>>>

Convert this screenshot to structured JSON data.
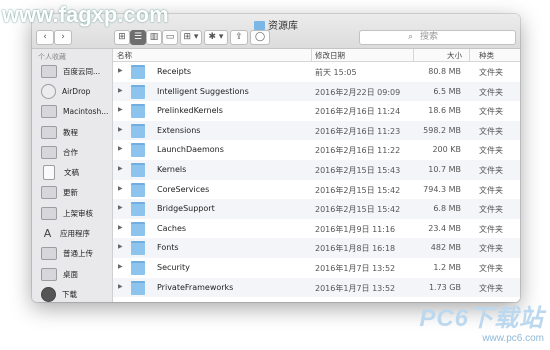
{
  "watermark_top": "www.fagxp.com",
  "watermark_bottom": {
    "big": "PC6下载站",
    "small": "www.pc6.com"
  },
  "window": {
    "title": "资源库"
  },
  "toolbar": {
    "back": "‹",
    "forward": "›",
    "view_icons": "⊞",
    "view_list": "☰",
    "view_columns": "▥",
    "view_cover": "▭",
    "arrange": "⊞ ▾",
    "action": "✱ ▾",
    "share": "⇪",
    "tags": "◯",
    "search_placeholder": "搜索"
  },
  "sidebar": {
    "section": "个人收藏",
    "items": [
      {
        "label": "百度云同...",
        "icon": "folder-icon"
      },
      {
        "label": "AirDrop",
        "icon": "airdrop-icon"
      },
      {
        "label": "Macintosh...",
        "icon": "hard-drive-icon"
      },
      {
        "label": "教程",
        "icon": "folder-icon"
      },
      {
        "label": "合作",
        "icon": "folder-icon"
      },
      {
        "label": "文稿",
        "icon": "document-icon"
      },
      {
        "label": "更新",
        "icon": "folder-icon"
      },
      {
        "label": "上架审核",
        "icon": "folder-icon"
      },
      {
        "label": "应用程序",
        "icon": "applications-icon"
      },
      {
        "label": "普通上传",
        "icon": "folder-icon"
      },
      {
        "label": "桌面",
        "icon": "desktop-icon"
      },
      {
        "label": "下载",
        "icon": "downloads-icon"
      }
    ]
  },
  "columns": {
    "name": "名称",
    "date": "修改日期",
    "size": "大小",
    "kind": "种类"
  },
  "rows": [
    {
      "name": "Receipts",
      "date": "前天 15:05",
      "size": "80.8 MB",
      "kind": "文件夹"
    },
    {
      "name": "Intelligent Suggestions",
      "date": "2016年2月22日 09:09",
      "size": "6.5 MB",
      "kind": "文件夹"
    },
    {
      "name": "PrelinkedKernels",
      "date": "2016年2月16日 11:24",
      "size": "18.6 MB",
      "kind": "文件夹"
    },
    {
      "name": "Extensions",
      "date": "2016年2月16日 11:23",
      "size": "598.2 MB",
      "kind": "文件夹"
    },
    {
      "name": "LaunchDaemons",
      "date": "2016年2月16日 11:22",
      "size": "200 KB",
      "kind": "文件夹"
    },
    {
      "name": "Kernels",
      "date": "2016年2月15日 15:43",
      "size": "10.7 MB",
      "kind": "文件夹"
    },
    {
      "name": "CoreServices",
      "date": "2016年2月15日 15:42",
      "size": "794.3 MB",
      "kind": "文件夹"
    },
    {
      "name": "BridgeSupport",
      "date": "2016年2月15日 15:42",
      "size": "6.8 MB",
      "kind": "文件夹"
    },
    {
      "name": "Caches",
      "date": "2016年1月9日 11:16",
      "size": "23.4 MB",
      "kind": "文件夹"
    },
    {
      "name": "Fonts",
      "date": "2016年1月8日 16:18",
      "size": "482 MB",
      "kind": "文件夹"
    },
    {
      "name": "Security",
      "date": "2016年1月7日 13:52",
      "size": "1.2 MB",
      "kind": "文件夹"
    },
    {
      "name": "PrivateFrameworks",
      "date": "2016年1月7日 13:52",
      "size": "1.73 GB",
      "kind": "文件夹"
    }
  ]
}
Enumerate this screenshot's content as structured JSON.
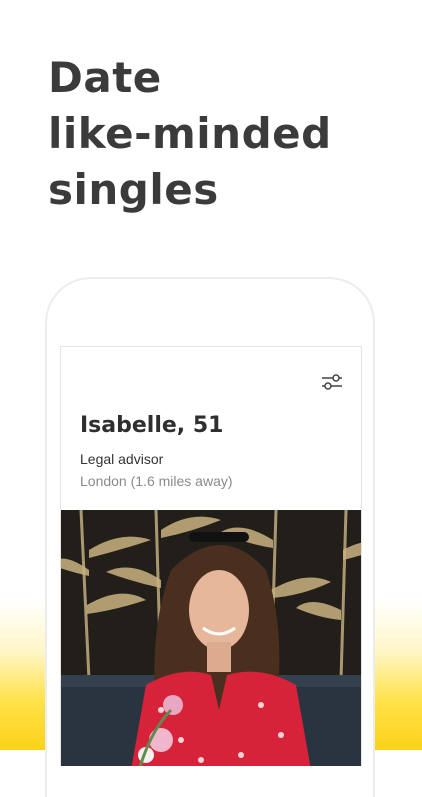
{
  "headline": {
    "line1": "Date",
    "line2": "like-minded",
    "line3": "singles"
  },
  "profile": {
    "name_age": "Isabelle, 51",
    "occupation": "Legal advisor",
    "location": "London (1.6 miles away)"
  },
  "icons": {
    "filter": "sliders-filter-icon"
  },
  "colors": {
    "accent_yellow": "#fcd31a",
    "text_dark": "#3b3b3b",
    "text_muted": "#8a8a8a"
  }
}
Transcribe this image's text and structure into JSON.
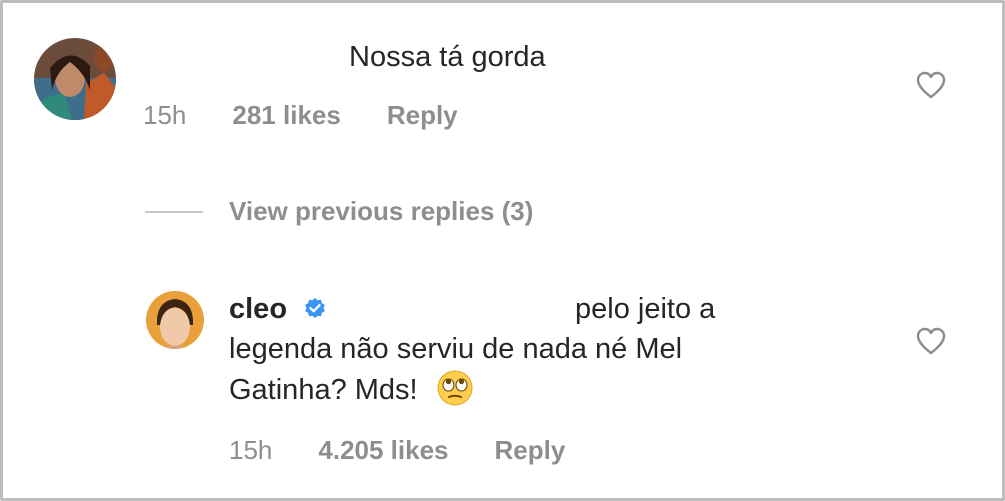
{
  "comment1": {
    "text": "Nossa tá gorda",
    "time": "15h",
    "likes": "281 likes",
    "reply": "Reply",
    "like_icon": "heart-outline-icon"
  },
  "view_replies": {
    "label": "View previous replies (3)"
  },
  "comment2": {
    "username": "cleo",
    "verified_icon": "verified-badge-icon",
    "text_line1": "pelo jeito a",
    "text_line2": "legenda não serviu de nada né Mel",
    "text_line3": "Gatinha? Mds!",
    "emoji": "face-with-rolling-eyes",
    "time": "15h",
    "likes": "4.205 likes",
    "reply": "Reply",
    "like_icon": "heart-outline-icon"
  },
  "colors": {
    "text": "#262626",
    "secondary": "#8e8e8e",
    "verified": "#3897f0",
    "border": "#bdbdbd"
  }
}
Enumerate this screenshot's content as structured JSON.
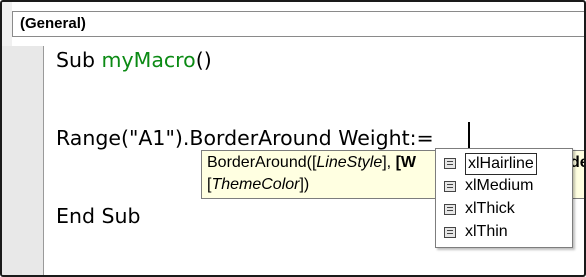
{
  "combo": {
    "value": "(General)"
  },
  "code": {
    "line1_prefix": "Sub ",
    "line1_name": "myMacro",
    "line1_suffix": "()",
    "line3": "Range(\"A1\").BorderAround Weight:=",
    "line5": "End Sub"
  },
  "tooltip": {
    "p1": "BorderAround([",
    "p2": "LineStyle",
    "p3": "], ",
    "p4": "[W",
    "p5": "de",
    "line2_a": "[",
    "line2_b": "ThemeColor",
    "line2_c": "])"
  },
  "autocomplete": {
    "items": [
      {
        "label": "xlHairline",
        "icon": "constant-icon",
        "selected": true
      },
      {
        "label": "xlMedium",
        "icon": "constant-icon",
        "selected": false
      },
      {
        "label": "xlThick",
        "icon": "constant-icon",
        "selected": false
      },
      {
        "label": "xlThin",
        "icon": "constant-icon",
        "selected": false
      }
    ]
  },
  "colors": {
    "keyword_green": "#0b8a14",
    "tooltip_bg": "#ffffe1"
  }
}
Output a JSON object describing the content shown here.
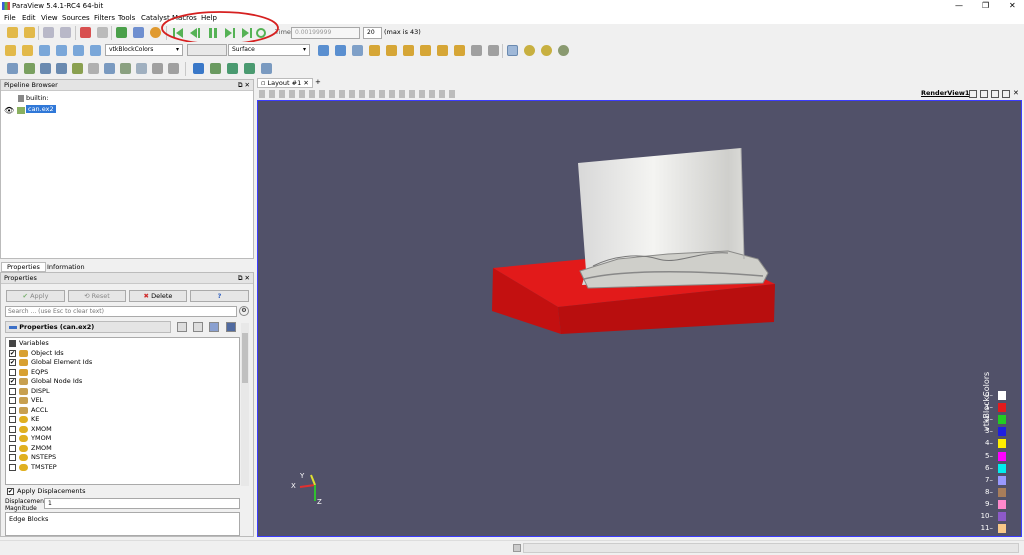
{
  "window": {
    "title": "ParaView 5.4.1-RC4 64-bit",
    "min": "—",
    "max": "❐",
    "close": "✕"
  },
  "menu": [
    "File",
    "Edit",
    "View",
    "Sources",
    "Filters",
    "Tools",
    "Catalyst",
    "Macros",
    "Help"
  ],
  "time": {
    "label": "Time:",
    "value": "0.00199999",
    "step": "20",
    "max_note": "(max is 43)"
  },
  "toolbar2": {
    "color_by": "vtkBlockColors",
    "repr_blank": "",
    "representation": "Surface"
  },
  "pipeline": {
    "title": "Pipeline Browser",
    "root": "builtin:",
    "item": "can.ex2"
  },
  "tabs": {
    "properties": "Properties",
    "information": "Information"
  },
  "properties": {
    "title": "Properties",
    "apply": "Apply",
    "reset": "Reset",
    "delete": "Delete",
    "help": "?",
    "search_placeholder": "Search ... (use Esc to clear text)",
    "section": "Properties (can.ex2)",
    "variables_header": "Variables",
    "vars": [
      {
        "name": "Object Ids",
        "checked": true
      },
      {
        "name": "Global Element Ids",
        "checked": true
      },
      {
        "name": "EQPS",
        "checked": false
      },
      {
        "name": "Global Node Ids",
        "checked": true
      },
      {
        "name": "DISPL",
        "checked": false
      },
      {
        "name": "VEL",
        "checked": false
      },
      {
        "name": "ACCL",
        "checked": false
      },
      {
        "name": "KE",
        "checked": false
      },
      {
        "name": "XMOM",
        "checked": false
      },
      {
        "name": "YMOM",
        "checked": false
      },
      {
        "name": "ZMOM",
        "checked": false
      },
      {
        "name": "NSTEPS",
        "checked": false
      },
      {
        "name": "TMSTEP",
        "checked": false
      }
    ],
    "apply_disp": "Apply Displacements",
    "disp_mag_label": "Displacement Magnitude",
    "disp_mag_value": "1",
    "edge_blocks": "Edge Blocks"
  },
  "layout": {
    "tab": "Layout #1",
    "close": "✕",
    "add": "+",
    "render_view": "RenderView1"
  },
  "legend": {
    "title": "vtkBlockColors",
    "labels": [
      "0",
      "1",
      "2",
      "3",
      "4",
      "5",
      "6",
      "7",
      "8",
      "9",
      "10",
      "11"
    ],
    "colors": [
      "#ffffff",
      "#e41a1c",
      "#22cc22",
      "#1f1fe0",
      "#ffee00",
      "#ff00ff",
      "#00eeee",
      "#9999ff",
      "#a87d5a",
      "#ff88cc",
      "#8d5ac8",
      "#f8c888"
    ]
  },
  "axes": {
    "x": "X",
    "y": "Y",
    "z": "Z"
  }
}
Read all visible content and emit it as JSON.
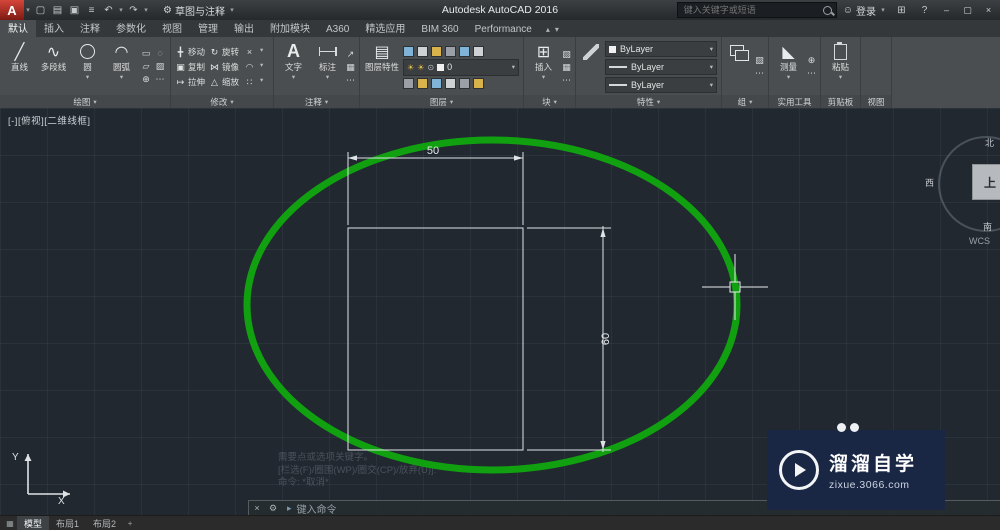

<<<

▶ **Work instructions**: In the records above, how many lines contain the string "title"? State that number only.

▶ **Solution to this exercise**: 5